Monica Lewinsky
“A lot of vicious things that happen online to women and minorities do happen at the hands of men,” says Monica on cyberbullying.

Monica Lewinsky is best known as the shameless intern who had an affair with former US president Bill Clinton and almost broke up his family. In her own words, Monica Lewinsky, now 42 and still single, says the aftermath of the scandal as the worst days of her life: “I felt like every layer of my skin and my identity were ripped off of my back in 1998 and 1999. I felt incredibly raw and frightened. And the shame stuck to me like tar.”

The Scandal
18 years earlier, Monica was arrested by FBI agents after an older colleague, Linda Tripp, who worked with her at the Pentagon and was her confidante, secretly taped their conversations and exposed the affair. It took Bill seven months to finally admit his “inappropriate relationship” with her.

“I was branded as a tramp, tart, slut, whore, bimbo, and that woman. It was easy to forget that woman was dimensional, had a soul and was once unbroken.”

Monica kept a low profile for 10 years while she was branded as a “slut”, “tart”, “tramp”, “whore”, “bimbo”, and “that woman” on the Internet and mass media. “The public humiliation was excruciating. Life was almost unbearable,” she said at a TED Talk last year. She thinks her case was probably the first great Internet shaming, now known as cyber bullying.

Shame As A Valuable Lesson
Two years ago, Monica wrote an essay for Vanity Fair, headlined “Shame and Survival”. That led her to invitations to speak at a Forbes conference, Facebook and business conferences on how to make the internet more compassionate. She also helps out at anti-bullying organisations like Bystander Revolution, a site with video advice on what to do if you’re a victim of cyberbullying. The TED Talk she gave last year now gets taught in American schools. This year, she launched Vodafone’s #BeStrong Anti-Bullying Emoji Keyboard App, which is now available for free download on the iTunes App store. “Looking at them feels like a hug,” says Monica.

Monica Lewinsky in a lace red gown
“We need to return to a long-held value of compassion – Compassion and empathy. Online, we’ve got compassion deficit, an empathy crisis.”

Don’t Bully The Bullies
Her advice to bystanders: “Don’t bully the bully. It doesn’t move the conversation forward. I see bullying as similar to cutting. People who cut are trying to localise their pain.

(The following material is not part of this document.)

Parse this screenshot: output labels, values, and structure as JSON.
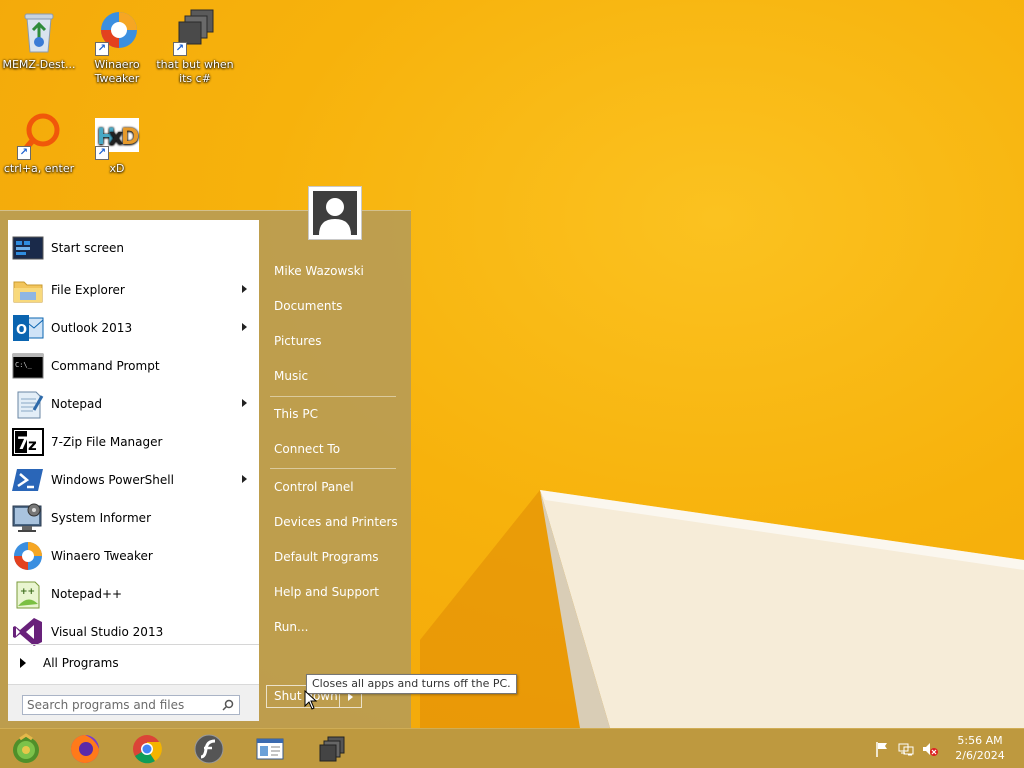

I think with bullying, people are suffering from myriad reasons and are projecting it. Instead of cutting themselves, they’re cutting someone else.”

10 Surprising Facts About Queen Elizabeth II
10 Ways To Love Your Husband Again
5-Min Foreplay Ideas To Make Him Want You More